When a mobile game pivots: Y Combinator-backed MinoMonsters, a Pokémon-inspired game from two of the incubator’s youngest founders made a bold move earlier this summer when they released version 2.0 of the iOS game. This wasn’t a minor feature release – they significantly changed the gameplay. Instead of exploring worlds and performing quests with battles in between, the game’s focus shifted to become entirely about the battles. That strategy, it seems, is working. MinoMonsters has now passed 1.5 million players, and nearly every other metric has improved as well. The team has even taken in an extra bit of funding.
According to co-founder Josh Buckley, the company isn’t disclosing the size of the additional round because it wasn’t extremely notable. But he did say that it’s partly an insider round and partly some strategic money. The funding is being classed as an extension of MinoMonsters’ prior round, and the company will wait to make a larger announcement at the time of its Series A. The team had previously raised $1 million in seed funding from Andreessen Horowitz, SV Angel, Y Combinator, Yuri Milner, General Catalyst, Ignition Partners, Raymond Tonsing, and Reddit Co-founder Alexis Ohanian.
It was a risky move to do what MinoMonsters did. The game already had a fairly devoted user base and fan base on Facebook, many of whom enjoyed the current gameplay which involving hopping from pad to pad around a world, completing tasks, battling, and collecting monsters along the way. Changing the gameplay to have MinoMonsters become something else entirely – just battles – could have been a disaster. ”Many developers worry about ‘making players mad’ with big changes,” says Buckley. “We saw the exact opposite. Players retain twice as well 2-4 weeks out than version 1.0. Our app store rating went from 4.5 stars to 5 stars,” he adds. “And players are coming back more than ever.”
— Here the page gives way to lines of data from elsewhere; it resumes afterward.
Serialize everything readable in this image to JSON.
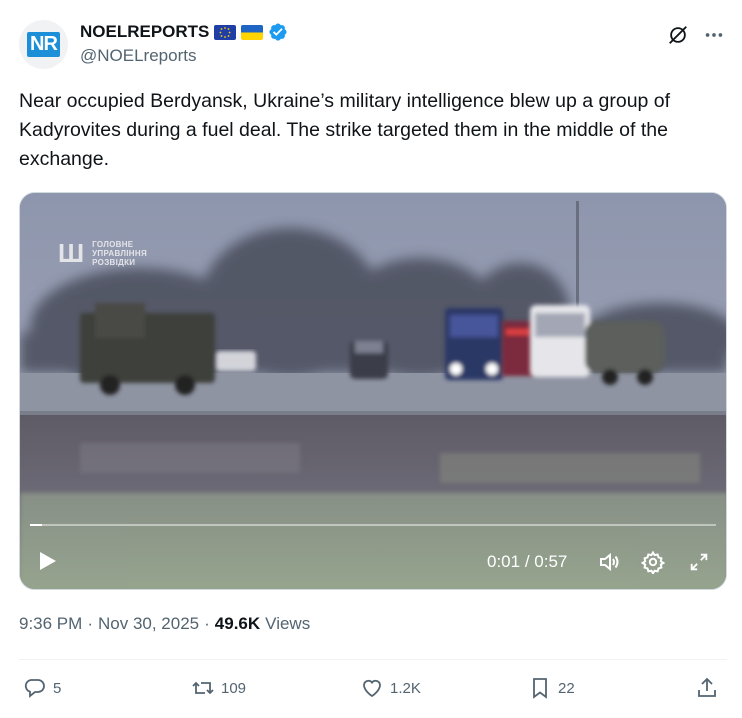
{
  "author": {
    "display_name": "NOELREPORTS",
    "handle": "@NOELreports",
    "avatar_text": "NR",
    "verified": true,
    "flags": [
      "eu-flag-icon",
      "ukraine-flag-icon"
    ]
  },
  "tweet": {
    "text": "Near occupied Berdyansk, Ukraine’s military intelligence blew up a group of Kadyrovites during a fuel deal. The strike targeted them in the middle of the exchange."
  },
  "video": {
    "watermark_lines": [
      "ГОЛОВНЕ",
      "УПРАВЛІННЯ",
      "РОЗВІДКИ"
    ],
    "watermark_symbol": "Ш",
    "current_time": "0:01",
    "separator": " / ",
    "duration": "0:57",
    "progress_fraction": 0.0175
  },
  "meta": {
    "time": "9:36 PM",
    "dot1": "·",
    "date": "Nov 30, 2025",
    "dot2": "·",
    "views_count": "49.6K",
    "views_label": "Views"
  },
  "actions": {
    "replies": "5",
    "reposts": "109",
    "likes": "1.2K",
    "bookmarks": "22"
  },
  "colors": {
    "accent": "#1d9bf0",
    "text": "#0f1419",
    "secondary": "#536471",
    "border": "#cfd9de"
  }
}
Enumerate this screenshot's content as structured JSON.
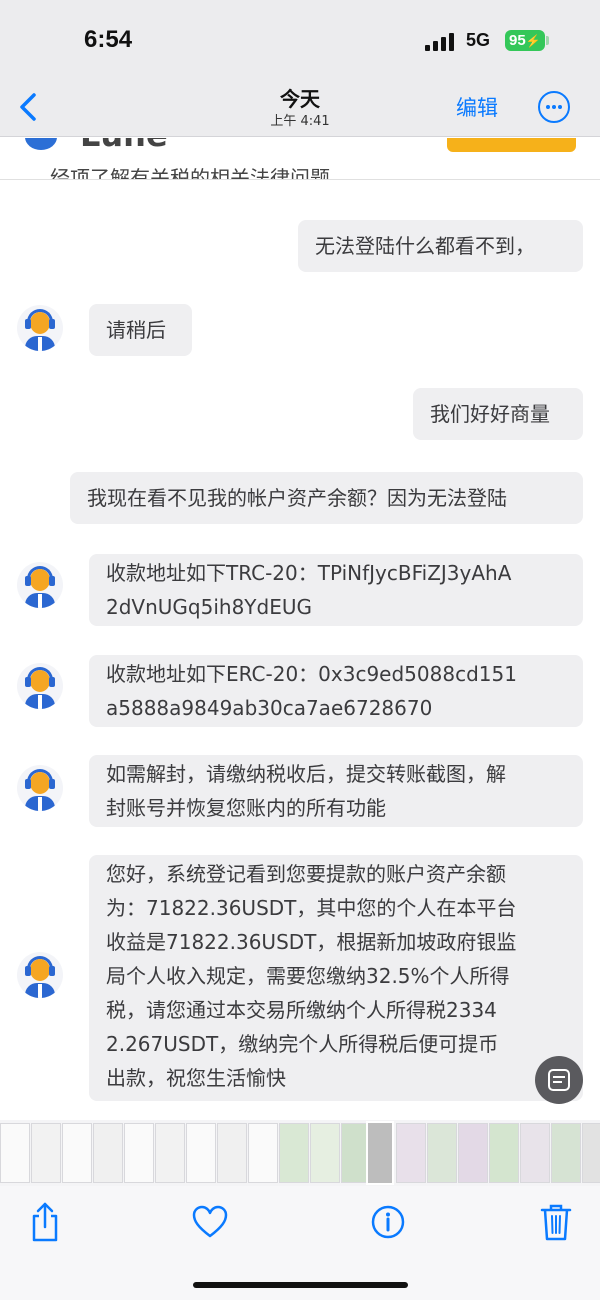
{
  "status_bar": {
    "time": "6:54",
    "network": "5G",
    "battery": "95"
  },
  "nav": {
    "title": "今天",
    "subtitle": "上午 4:41",
    "edit_label": "编辑"
  },
  "header_peek": {
    "brand": "Lune",
    "text": "经项了解有关税的相关法律问题"
  },
  "messages": [
    {
      "side": "right",
      "text": "无法登陆什么都看不到，"
    },
    {
      "side": "left",
      "text": "请稍后"
    },
    {
      "side": "right",
      "text": "我们好好商量"
    },
    {
      "side": "right",
      "text": "我现在看不见我的帐户资产余额？因为无法登陆"
    },
    {
      "side": "left",
      "lines": [
        "收款地址如下TRC-20：TPiNfJycBFiZJ3yAhA",
        "2dVnUGq5ih8YdEUG"
      ]
    },
    {
      "side": "left",
      "lines": [
        "收款地址如下ERC-20：0x3c9ed5088cd151",
        "a5888a9849ab30ca7ae6728670"
      ]
    },
    {
      "side": "left",
      "lines": [
        "如需解封，请缴纳税收后，提交转账截图，解",
        "封账号并恢复您账内的所有功能"
      ]
    },
    {
      "side": "left",
      "lines": [
        "您好，系统登记看到您要提款的账户资产余额",
        "为：71822.36USDT，其中您的个人在本平台",
        "收益是71822.36USDT，根据新加坡政府银监",
        "局个人收入规定，需要您缴纳32.5%个人所得",
        "税，请您通过本交易所缴纳个人所得税2334",
        "2.267USDT，缴纳完个人所得税后便可提币",
        "出款，祝您生活愉快"
      ]
    }
  ],
  "icons": {
    "back": "chevron-left-icon",
    "more": "ellipsis-circle-icon",
    "ocr": "live-text-icon",
    "share": "share-icon",
    "favorite": "heart-icon",
    "info": "info-icon",
    "delete": "trash-icon",
    "avatar": "support-agent-avatar"
  },
  "colors": {
    "accent": "#0a7aff",
    "bubble": "#efeff1",
    "battery": "#34c759",
    "header_button": "#f6b11a"
  }
}
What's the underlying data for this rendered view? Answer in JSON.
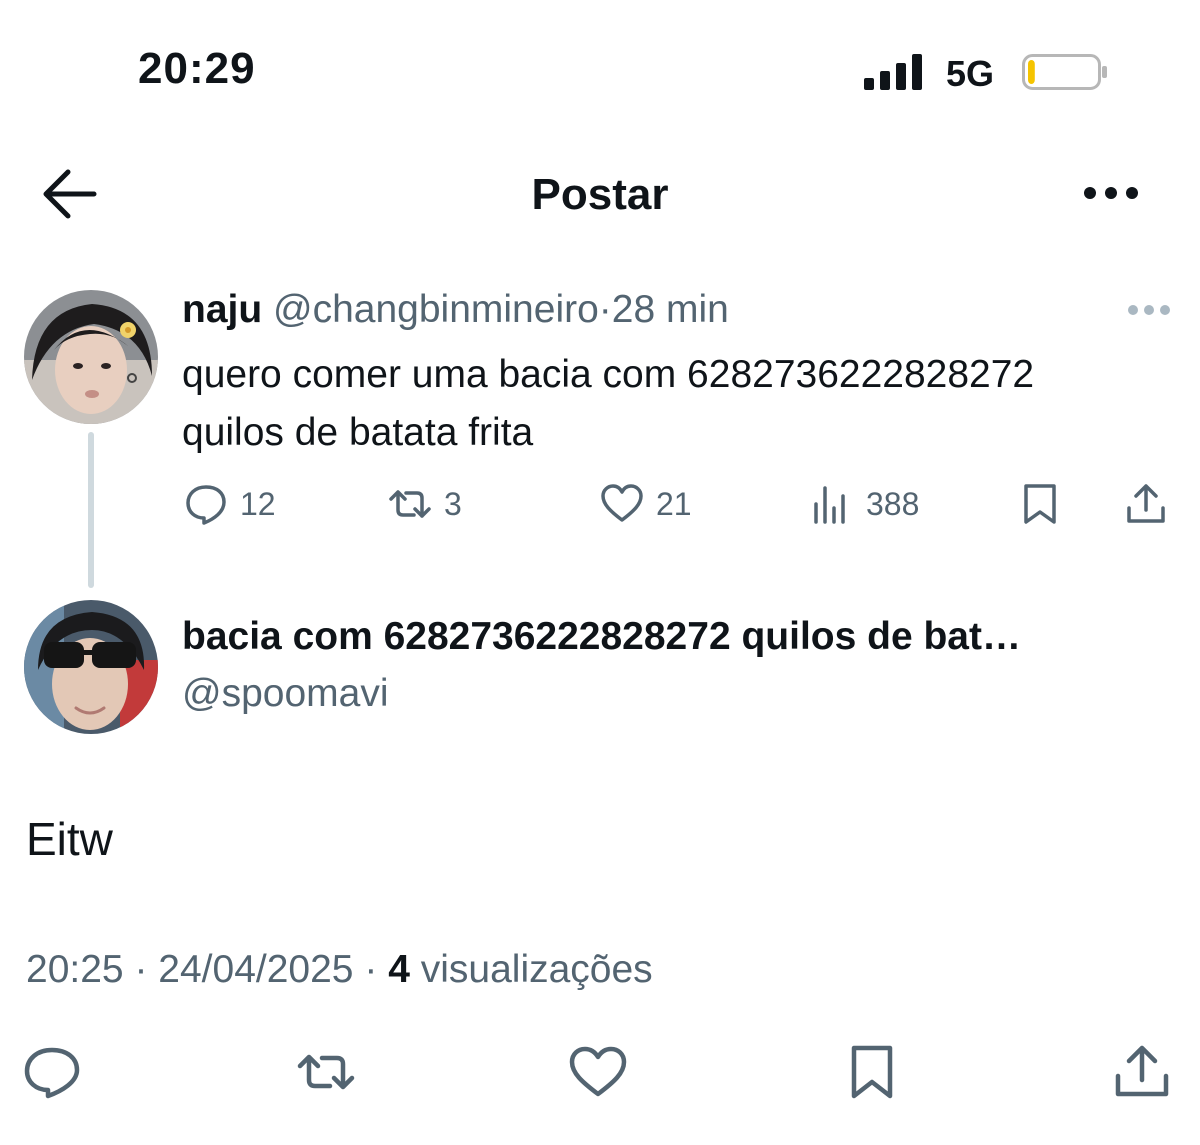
{
  "status_bar": {
    "time": "20:29",
    "network": "5G",
    "battery_level": 0.1,
    "battery_color": "#f5c400"
  },
  "header": {
    "title": "Postar",
    "back_icon": "arrow-left-icon",
    "more_icon": "more-horizontal-icon"
  },
  "parent_tweet": {
    "display_name": "naju",
    "handle": "@changbinmineiro",
    "separator": "·",
    "time_ago": "28 min",
    "text": "quero comer uma bacia com 6282736222828272\nquilos de batata frita",
    "actions": {
      "replies": "12",
      "retweets": "3",
      "likes": "21",
      "views": "388"
    }
  },
  "reply_tweet": {
    "display_name": "bacia com 6282736222828272 quilos de bat…",
    "handle": "@spoomavi",
    "text": "Eitw",
    "time": "20:25",
    "date": "24/04/2025",
    "separator": "·",
    "views_count": "4",
    "views_label": "visualizações"
  },
  "colors": {
    "text": "#0f1419",
    "secondary": "#536471",
    "thread_line": "#cfd9de"
  }
}
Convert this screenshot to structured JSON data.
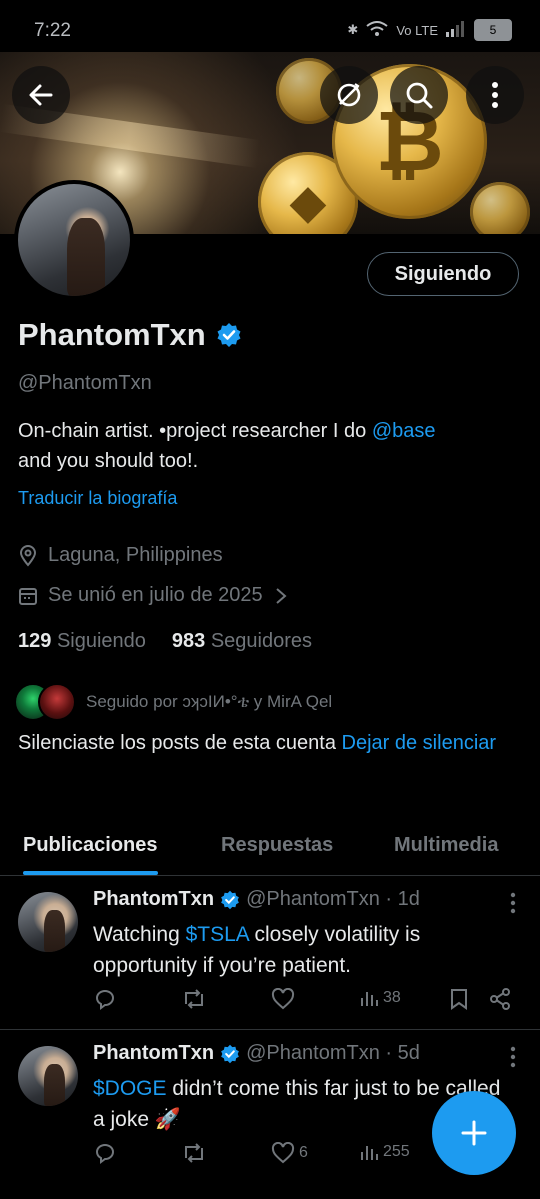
{
  "status_bar": {
    "time": "7:22",
    "network": "Vo LTE",
    "battery": "5"
  },
  "profile": {
    "display_name": "PhantomTxn",
    "handle": "@PhantomTxn",
    "bio_text": "On-chain artist. •project researcher I do ",
    "bio_mention": "@base",
    "bio_text_2": "and you should too!.",
    "translate_bio": "Traducir la biografía",
    "location": "Laguna, Philippines",
    "joined": "Se unió en julio de 2025",
    "following_count": "129",
    "following_label": "Siguiendo",
    "followers_count": "983",
    "followers_label": "Seguidores",
    "follow_button": "Siguiendo",
    "followed_by": "Seguido por ɔʞɔIИ•°ቴ y MirA Qel",
    "muted_text": "Silenciaste los posts de esta cuenta ",
    "unmute_link": "Dejar de silenciar"
  },
  "tabs": [
    "Publicaciones",
    "Respuestas",
    "Multimedia"
  ],
  "posts": [
    {
      "name": "PhantomTxn",
      "handle_time": "@PhantomTxn · 1d",
      "text_pre": "Watching ",
      "cashtag": "$TSLA",
      "text_post": " closely volatility is opportunity if you’re patient.",
      "likes": "",
      "views": "38"
    },
    {
      "name": "PhantomTxn",
      "handle_time": "@PhantomTxn · 5d",
      "text_pre": "",
      "cashtag": "$DOGE",
      "text_post": " didn’t come this far just to be called a joke 🚀",
      "likes": "6",
      "views": "255"
    }
  ],
  "colors": {
    "accent": "#1d9bf0",
    "background": "#000000",
    "muted_text": "#71767b",
    "text": "#e7e9ea"
  },
  "icons": [
    "back-arrow-icon",
    "no-repost-icon",
    "search-icon",
    "more-icon",
    "verified-badge-icon",
    "location-pin-icon",
    "calendar-icon",
    "chevron-right-icon",
    "reply-icon",
    "repost-icon",
    "like-icon",
    "views-icon",
    "bookmark-icon",
    "share-icon",
    "compose-plus-icon"
  ]
}
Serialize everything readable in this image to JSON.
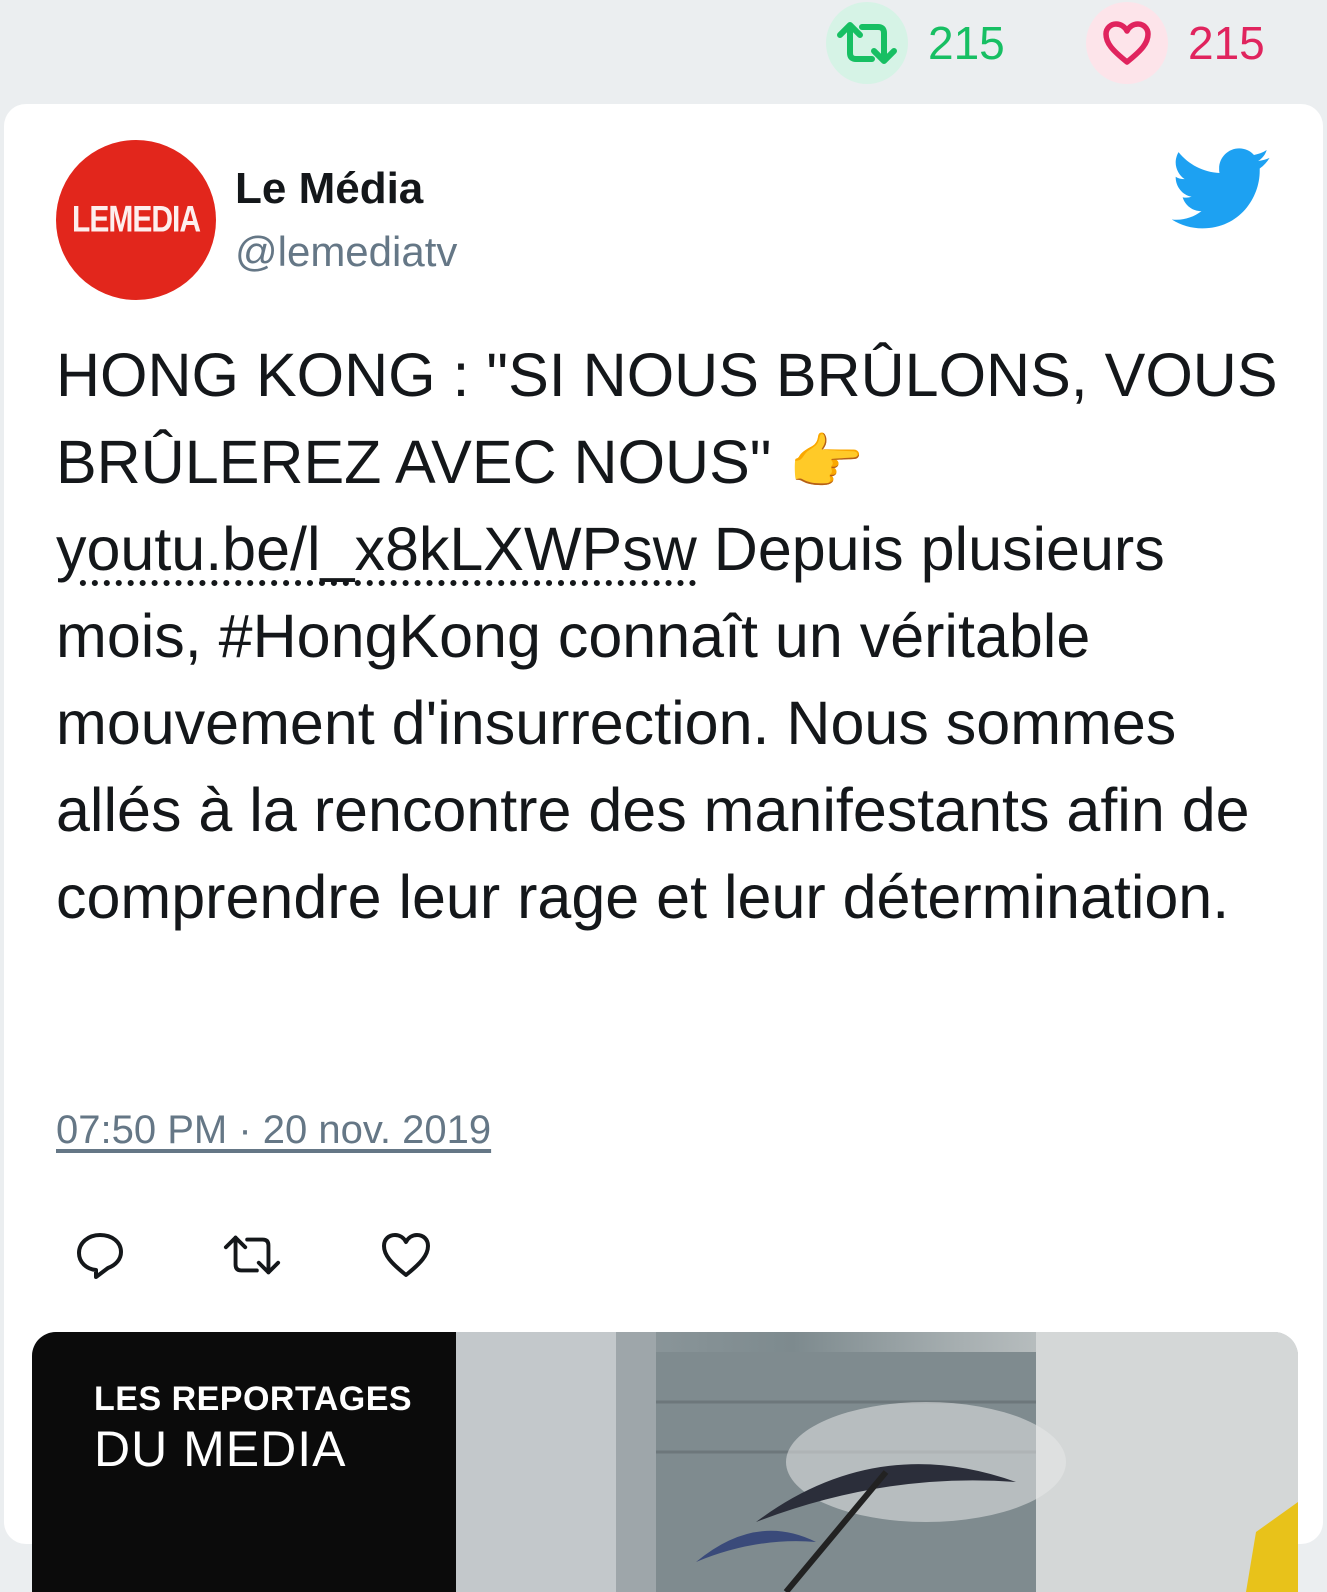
{
  "stats": {
    "retweet_count": "215",
    "like_count": "215"
  },
  "author": {
    "avatar_text": "LEMEDIA",
    "display_name": "Le Média",
    "handle": "@lemediatv"
  },
  "tweet": {
    "text_before_link": "HONG KONG : \"SI NOUS BRÛLONS, VOUS BRÛLEREZ AVEC NOUS\" 👉 ",
    "link_text": "youtu.be/l_x8kLXWPsw",
    "text_after_link": " Depuis plusieurs mois, #HongKong connaît un véritable mouvement d'insurrection. Nous sommes allés à la rencontre des manifestants afin de comprendre leur rage et leur détermination.",
    "timestamp": "07:50 PM · 20 nov. 2019"
  },
  "media": {
    "banner_line1": "LES REPORTAGES",
    "banner_line2": "DU MEDIA"
  },
  "colors": {
    "retweet_green": "#17bf63",
    "like_pink": "#e0245e",
    "twitter_blue": "#1da1f2",
    "avatar_red": "#e2261c"
  },
  "icons": {
    "retweet": "retweet-icon",
    "like": "heart-icon",
    "reply": "reply-icon",
    "brand": "twitter-bird-icon"
  }
}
In addition to the increased number of players, now 1.5 million up from 600,000 raw downloads in June, Buckley says they’re now seeing increased play times and actives as well. In version 1, players were returning one or two times per day. Now they play 5 times per day on average, he says. And while they’re not disclosing exact figures on actives, he will say that they’ve finally cracked six-figure daily actives and maintain high six-figure monthly actives.
The team is now working on a big release that will include “legendary monsters,” says Buckley, which he expects will have a major effect on the brand and the engagement. The company has always put a major emphasis on the characters in the game, making sure they had unique qualities and personalities – more so than Pokémon characters ever did. That may at least partially explain why players have stuck with MinoMonsters through such a big shift. Players identified with the little creatures they collected, and had invested time (and sometimes money) into the game, building and improving upon their collection. No word on exactly how much money players are spending (Buckley says that the game is now profitable on a 7-figure run rate), but so far MinoMonsters has been doing a good job of making in-app purchases tempting, without requiring them to continue gameplay, which some more greedy developers have done recently.
Going forward, the team is not only working on more game features, but is also working towards extending the brand into licensing. Leading up to that effort will be a big, cinematic trailer built by the in-house animation team. Stay tuned. In the meantime, you can grab the game here on iTunes.